|Affluents’ Financial Concerns About Retirement|
|Women Seeking Health Advice Online|
|Hispanics and Herbal Remedy Traditions|
|Employers Seek Ways to Trim Healthcare Costs|
Affluents’ Financial Concerns
A slight majority of retired affluent Americans (51%) – those with investable assets of at least $250,000 – say they would have focused more on their life goals and less on amassing a specific dollar amount for their nest egg if they could go through their working years all over again.
Almost one-third (31%) worked with a financial adviser when planning their retirement. Of these, 55% say they wished they had started working with their financial adviser sooner than they did.
Financial Concerns About Retirement, Affluent Retirees vs. Affluent Non-retired, 2009
Women Seeking Health Advice Online
Women are twice as likely to seek help online (62%) as to ask their mothers (32%) for advice about non-serious health issues. Most (82%) say they are uncomfortable discussing health concerns or questions with friends or family members, and 59% report it is embarrassing to talk about health problems with people they know.
More than one-half of women (53%) have discussed a health question with an online community, with 30% of these saying this kind of support helps them prepare for the doctor’s visit.
Hispanics and Herbal Remedy Traditions
According to AARP Viva, 62% of Hispanics ages 45 and older use herbal remedies or supplements, and 55% plan to pass on this cultural tradition to their children.
More than four in 10 Hispanics in this age group (42%) use supplements at least once per month, with 16% using them daily. Interestingly, 70% of those who take supplements are not discussing this with their doctor.
Employers Seek Ways to Trim
Employers are planning various strategies to trim their healthcare costs while simultaneously maintaining a competitive health benefits package.
In the Society for Human Resource Management’s (SHRM) 2010 employee benefits report, 72% of the 534 HR professionals surveyed said that the benefits offerings at their organization have been affected in some way over the past year. In total, the average cost for health care per employee was $7,038 in 2009. Larger organizations spend $8,026 per employee compared with $6,706 and $6,775 for small and midsized organizations.
The Hewitt research shows that total health care costs (including employer cost, employee payroll contributions and employee out-of-pocket expenses) have skyrocketed in a decade, from $4,793 in 2001 to $11,058 in 2010. And, they are expected to continue increasing by 9 percent in 2011, which is 0.5 percent slower than the 2010 growth rate, per a recent report by PriceWaterhouseCoopers LLP.
The PriceWaterhouseCoopers survey lists these changes that employers intend to make to their benefit plans next year:
- 67% intend to expand or improve wellness programs
- 42% plan to increase employee contributions for health
- 41% expect to increase medical cost-sharing (including higher deductibles and co-pays); and

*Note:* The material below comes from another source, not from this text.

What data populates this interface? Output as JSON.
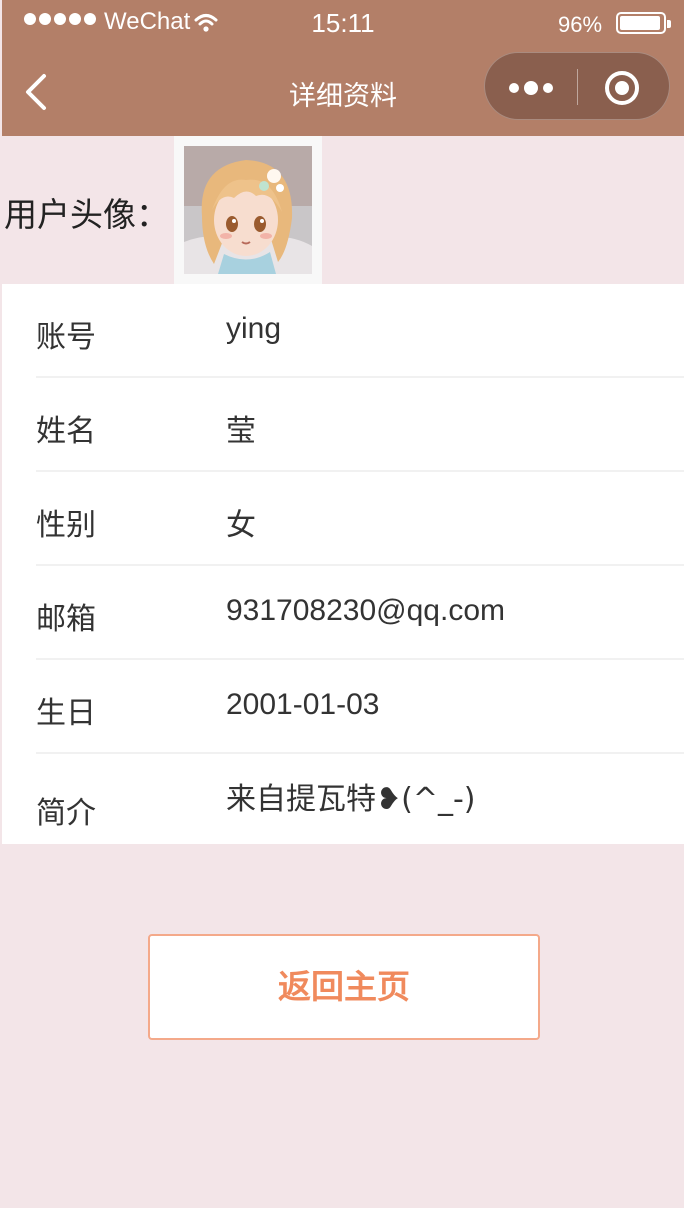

- 26% intend to increase prescription drug cost-sharing
- Only 8% of people “always” read the product labels on cleaning products to be sure they are using them correctly and are aware of any harmful chemicals.
- Some 77% of Americans say they would like food products to come with labels that warn them of high calories or low nutrients, and 64% think they would stop eating or eat less of their favorite foods if they came with these warning labels.
- One in six dog owners (17%) has an electronic tracking device implanted in their dog.